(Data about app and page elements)
■ ■ ■

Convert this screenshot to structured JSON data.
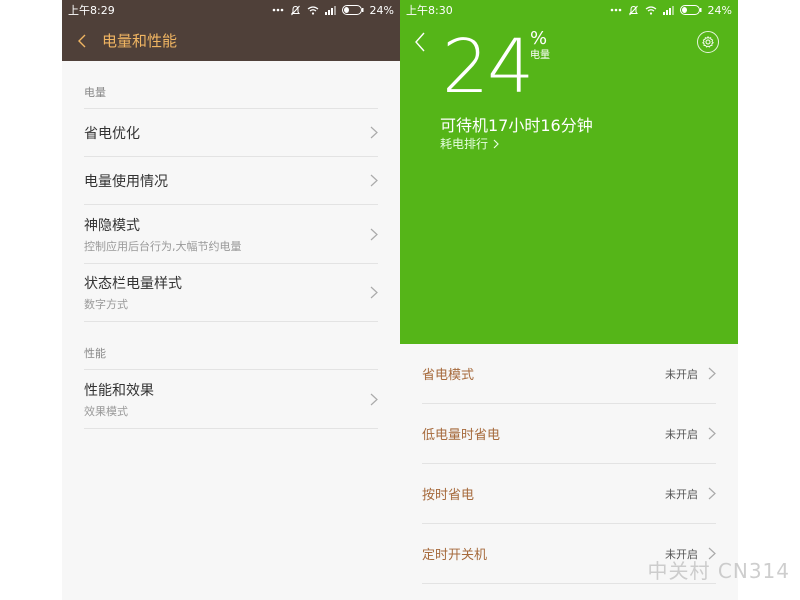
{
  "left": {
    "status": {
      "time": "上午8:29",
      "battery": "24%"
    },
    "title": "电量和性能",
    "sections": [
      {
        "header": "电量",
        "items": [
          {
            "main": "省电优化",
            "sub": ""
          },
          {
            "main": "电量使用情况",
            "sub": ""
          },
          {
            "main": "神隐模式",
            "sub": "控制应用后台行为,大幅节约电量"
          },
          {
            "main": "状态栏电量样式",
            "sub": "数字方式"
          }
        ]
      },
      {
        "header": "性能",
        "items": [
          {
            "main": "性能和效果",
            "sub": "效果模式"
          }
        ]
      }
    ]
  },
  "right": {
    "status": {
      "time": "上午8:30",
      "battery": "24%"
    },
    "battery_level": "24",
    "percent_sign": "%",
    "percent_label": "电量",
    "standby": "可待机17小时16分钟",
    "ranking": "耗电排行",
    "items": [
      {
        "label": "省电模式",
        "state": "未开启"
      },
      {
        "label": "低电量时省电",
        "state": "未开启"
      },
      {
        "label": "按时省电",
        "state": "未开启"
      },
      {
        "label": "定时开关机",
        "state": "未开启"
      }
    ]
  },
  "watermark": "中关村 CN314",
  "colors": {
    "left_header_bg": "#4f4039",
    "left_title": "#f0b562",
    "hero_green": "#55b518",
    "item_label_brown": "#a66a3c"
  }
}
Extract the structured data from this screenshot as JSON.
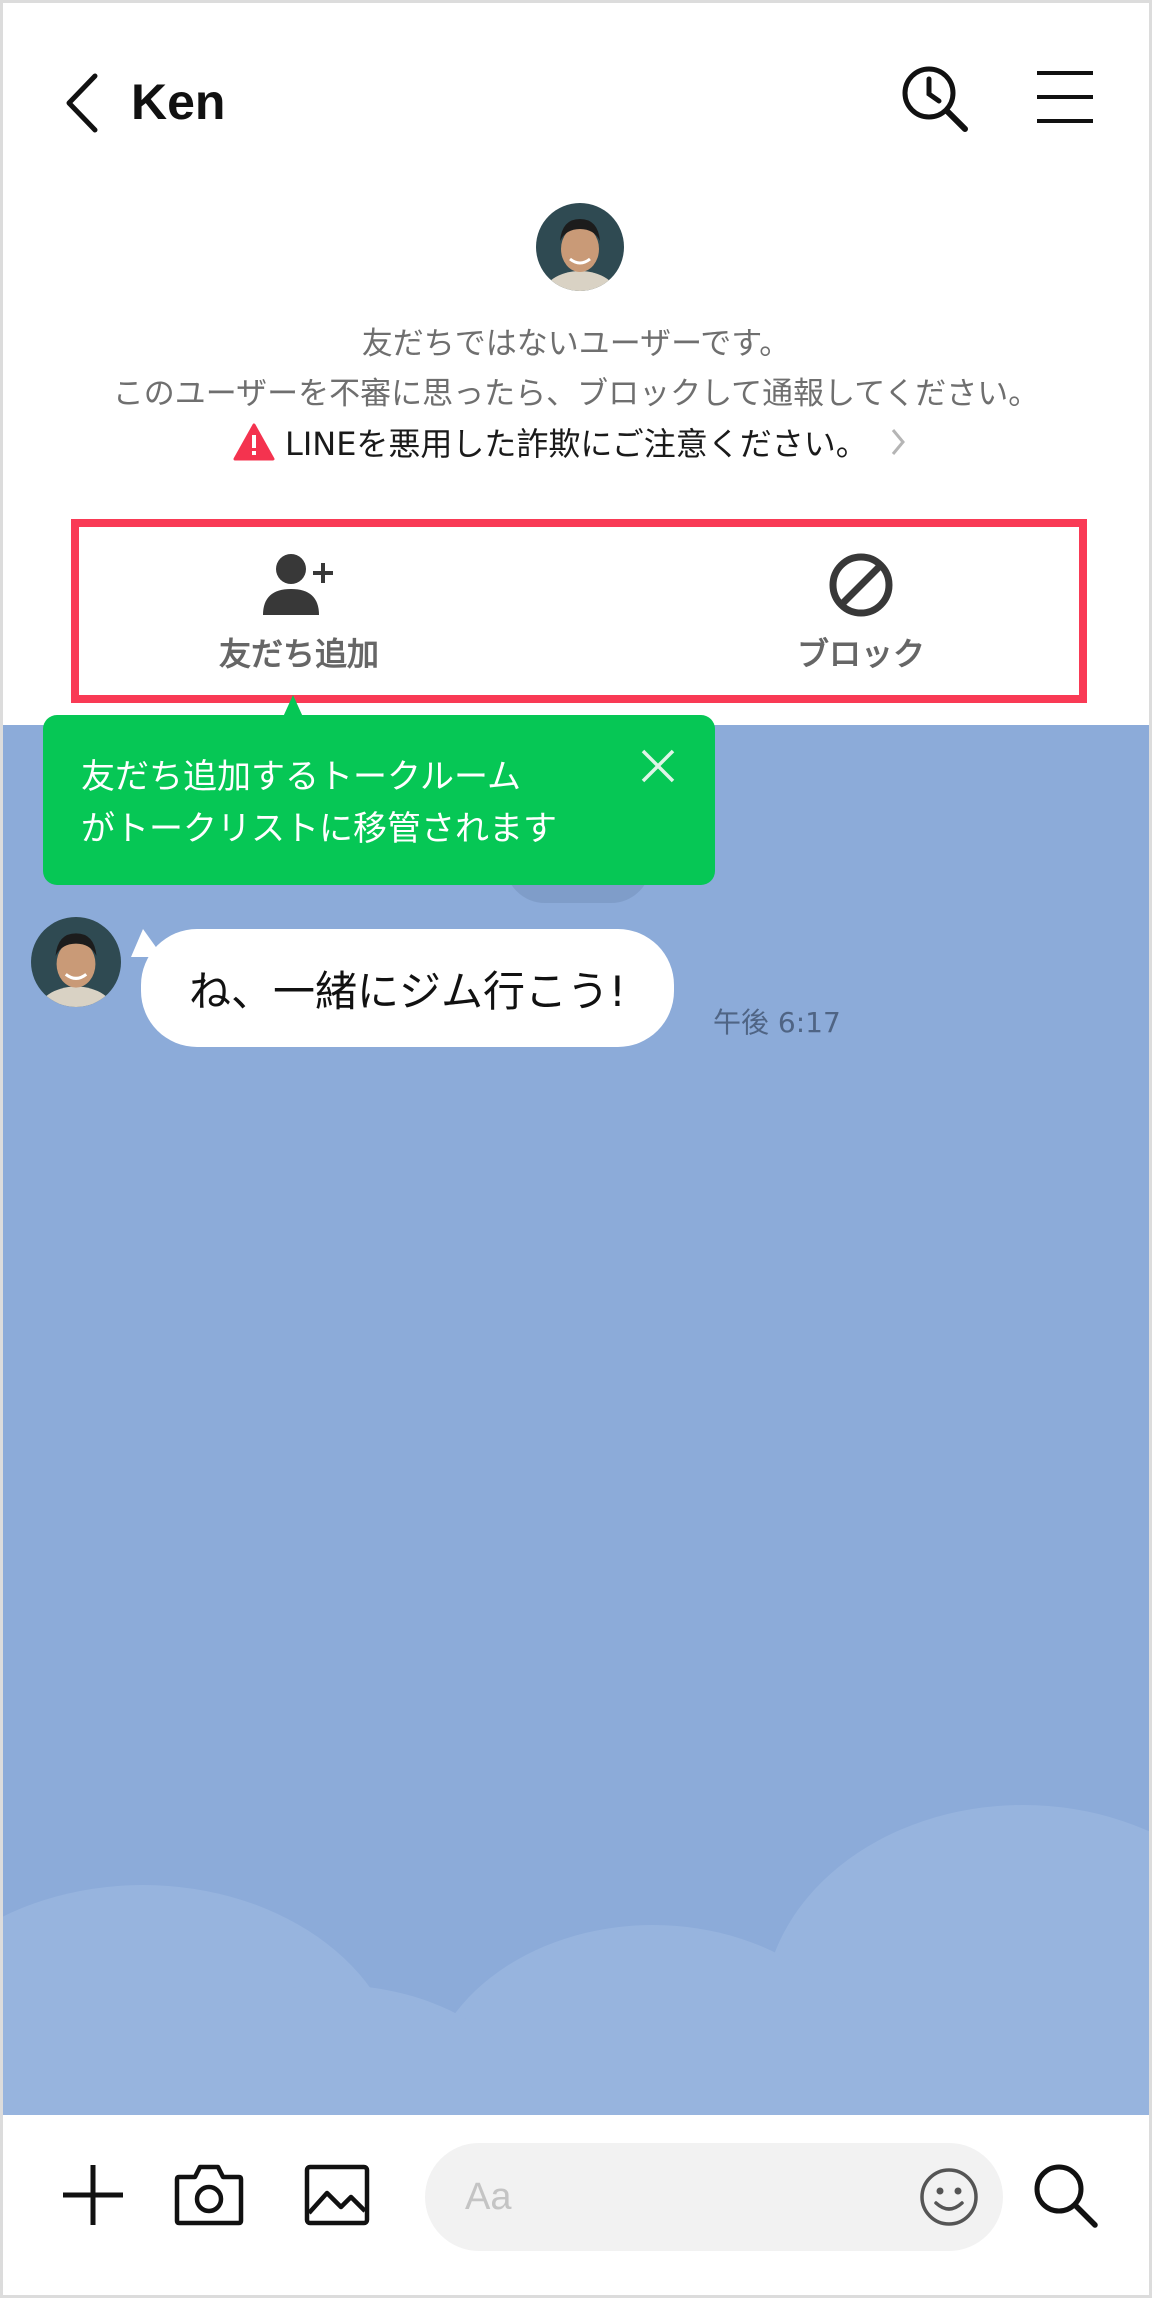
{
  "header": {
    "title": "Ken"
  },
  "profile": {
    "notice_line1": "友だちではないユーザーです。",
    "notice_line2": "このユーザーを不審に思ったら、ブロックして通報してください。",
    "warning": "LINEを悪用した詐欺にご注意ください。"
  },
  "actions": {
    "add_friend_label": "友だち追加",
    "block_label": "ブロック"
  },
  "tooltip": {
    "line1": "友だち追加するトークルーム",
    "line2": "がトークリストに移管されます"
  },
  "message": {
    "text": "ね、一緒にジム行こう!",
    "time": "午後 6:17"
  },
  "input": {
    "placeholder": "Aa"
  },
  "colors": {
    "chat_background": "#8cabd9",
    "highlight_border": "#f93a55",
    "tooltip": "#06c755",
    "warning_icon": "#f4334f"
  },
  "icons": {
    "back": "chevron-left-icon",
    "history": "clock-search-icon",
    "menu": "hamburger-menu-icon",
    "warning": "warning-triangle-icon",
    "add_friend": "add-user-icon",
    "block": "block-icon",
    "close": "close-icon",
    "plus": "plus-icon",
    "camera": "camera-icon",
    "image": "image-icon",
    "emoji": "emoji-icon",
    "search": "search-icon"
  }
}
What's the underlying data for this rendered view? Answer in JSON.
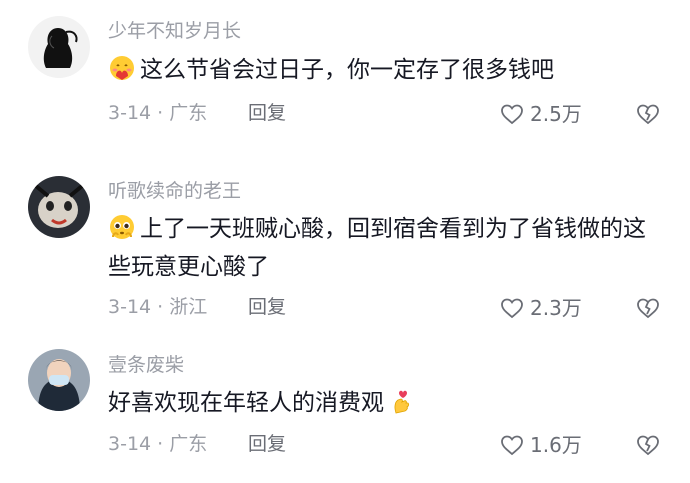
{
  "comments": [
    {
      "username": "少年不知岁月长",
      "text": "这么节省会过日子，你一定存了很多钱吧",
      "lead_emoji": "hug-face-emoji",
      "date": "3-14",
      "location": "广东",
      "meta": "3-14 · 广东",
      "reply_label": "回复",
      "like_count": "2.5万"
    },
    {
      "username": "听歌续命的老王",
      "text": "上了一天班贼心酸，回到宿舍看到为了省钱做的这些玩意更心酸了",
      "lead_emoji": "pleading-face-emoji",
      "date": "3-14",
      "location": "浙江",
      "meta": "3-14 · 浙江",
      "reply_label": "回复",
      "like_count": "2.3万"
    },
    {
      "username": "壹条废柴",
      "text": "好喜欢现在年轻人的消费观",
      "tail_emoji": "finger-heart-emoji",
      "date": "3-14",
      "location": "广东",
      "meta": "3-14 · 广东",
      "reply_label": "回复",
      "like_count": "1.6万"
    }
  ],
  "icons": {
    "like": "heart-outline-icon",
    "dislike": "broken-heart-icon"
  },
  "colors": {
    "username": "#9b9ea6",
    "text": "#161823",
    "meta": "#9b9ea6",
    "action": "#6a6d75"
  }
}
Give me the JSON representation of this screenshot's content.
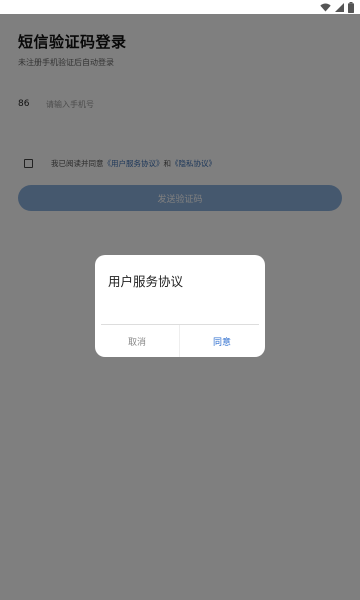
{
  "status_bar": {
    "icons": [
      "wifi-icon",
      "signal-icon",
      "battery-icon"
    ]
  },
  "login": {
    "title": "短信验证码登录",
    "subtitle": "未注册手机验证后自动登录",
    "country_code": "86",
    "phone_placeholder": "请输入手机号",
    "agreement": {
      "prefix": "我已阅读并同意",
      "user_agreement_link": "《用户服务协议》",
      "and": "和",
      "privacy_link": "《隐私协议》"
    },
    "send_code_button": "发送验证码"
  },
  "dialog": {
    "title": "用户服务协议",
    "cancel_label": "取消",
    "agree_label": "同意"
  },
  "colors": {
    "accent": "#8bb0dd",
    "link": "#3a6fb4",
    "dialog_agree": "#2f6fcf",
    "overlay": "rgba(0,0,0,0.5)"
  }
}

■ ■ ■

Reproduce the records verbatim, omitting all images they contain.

Convert this screenshot to structured JSON data.
{
  "left": {
    "status": {
      "time": "上午8:29",
      "battery": "24%"
    },
    "title": "电量和性能",
    "sections": [
      {
        "header": "电量",
        "items": [
          {
            "main": "省电优化",
            "sub": ""
          },
          {
            "main": "电量使用情况",
            "sub": ""
          },
          {
            "main": "神隐模式",
            "sub": "控制应用后台行为,大幅节约电量"
          },
          {
            "main": "状态栏电量样式",
            "sub": "数字方式"
          }
        ]
      },
      {
        "header": "性能",
        "items": [
          {
            "main": "性能和效果",
            "sub": "效果模式"
          }
        ]
      }
    ]
  },
  "right": {
    "status": {
      "time": "上午8:30",
      "battery": "24%"
    },
    "battery_level": "24",
    "percent_sign": "%",
    "percent_label": "电量",
    "standby": "可待机17小时16分钟",
    "ranking": "耗电排行",
    "items": [
      {
        "label": "省电模式",
        "state": "未开启"
      },
      {
        "label": "低电量时省电",
        "state": "未开启"
      },
      {
        "label": "按时省电",
        "state": "未开启"
      },
      {
        "label": "定时开关机",
        "state": "未开启"
      }
    ]
  },
  "watermark": "中关村 CN314",
  "colors": {
    "left_header_bg": "#4f4039",
    "left_title": "#f0b562",
    "hero_green": "#55b518",
    "item_label_brown": "#a66a3c"
  }
}
Extract the structured data from this screenshot as JSON.
{
  "header": {
    "title": "Ken"
  },
  "profile": {
    "notice_line1": "友だちではないユーザーです。",
    "notice_line2": "このユーザーを不審に思ったら、ブロックして通報してください。",
    "warning": "LINEを悪用した詐欺にご注意ください。"
  },
  "actions": {
    "add_friend_label": "友だち追加",
    "block_label": "ブロック"
  },
  "tooltip": {
    "line1": "友だち追加するトークルーム",
    "line2": "がトークリストに移管されます"
  },
  "message": {
    "text": "ね、一緒にジム行こう!",
    "time": "午後 6:17"
  },
  "input": {
    "placeholder": "Aa"
  },
  "colors": {
    "chat_background": "#8cabd9",
    "highlight_border": "#f93a55",
    "tooltip": "#06c755",
    "warning_icon": "#f4334f"
  },
  "icons": {
    "back": "chevron-left-icon",
    "history": "clock-search-icon",
    "menu": "hamburger-menu-icon",
    "warning": "warning-triangle-icon",
    "add_friend": "add-user-icon",
    "block": "block-icon",
    "close": "close-icon",
    "plus": "plus-icon",
    "camera": "camera-icon",
    "image": "image-icon",
    "emoji": "emoji-icon",
    "search": "search-icon"
  }
}
What's the underlying data for this rendered view? Answer in JSON.
{
  "comments": [
    {
      "username": "少年不知岁月长",
      "text": "这么节省会过日子，你一定存了很多钱吧",
      "lead_emoji": "hug-face-emoji",
      "date": "3-14",
      "location": "广东",
      "meta": "3-14 · 广东",
      "reply_label": "回复",
      "like_count": "2.5万"
    },
    {
      "username": "听歌续命的老王",
      "text": "上了一天班贼心酸，回到宿舍看到为了省钱做的这些玩意更心酸了",
      "lead_emoji": "pleading-face-emoji",
      "date": "3-14",
      "location": "浙江",
      "meta": "3-14 · 浙江",
      "reply_label": "回复",
      "like_count": "2.3万"
    },
    {
      "username": "壹条废柴",
      "text": "好喜欢现在年轻人的消费观",
      "tail_emoji": "finger-heart-emoji",
      "date": "3-14",
      "location": "广东",
      "meta": "3-14 · 广东",
      "reply_label": "回复",
      "like_count": "1.6万"
    }
  ],
  "icons": {
    "like": "heart-outline-icon",
    "dislike": "broken-heart-icon"
  },
  "colors": {
    "username": "#9b9ea6",
    "text": "#161823",
    "meta": "#9b9ea6",
    "action": "#6a6d75"
  }
}
Give me the JSON representation of this screenshot's content.
{
  "status_bar": {
    "icons": [
      "wifi-icon",
      "signal-icon",
      "battery-icon"
    ]
  },
  "login": {
    "title": "短信验证码登录",
    "subtitle": "未注册手机验证后自动登录",
    "country_code": "86",
    "phone_placeholder": "请输入手机号",
    "agreement": {
      "prefix": "我已阅读并同意",
      "user_agreement_link": "《用户服务协议》",
      "and": "和",
      "privacy_link": "《隐私协议》"
    },
    "send_code_button": "发送验证码"
  },
  "dialog": {
    "title": "用户服务协议",
    "cancel_label": "取消",
    "agree_label": "同意"
  },
  "colors": {
    "accent": "#8bb0dd",
    "link": "#3a6fb4",
    "dialog_agree": "#2f6fcf",
    "overlay": "rgba(0,0,0,0.5)"
  }
}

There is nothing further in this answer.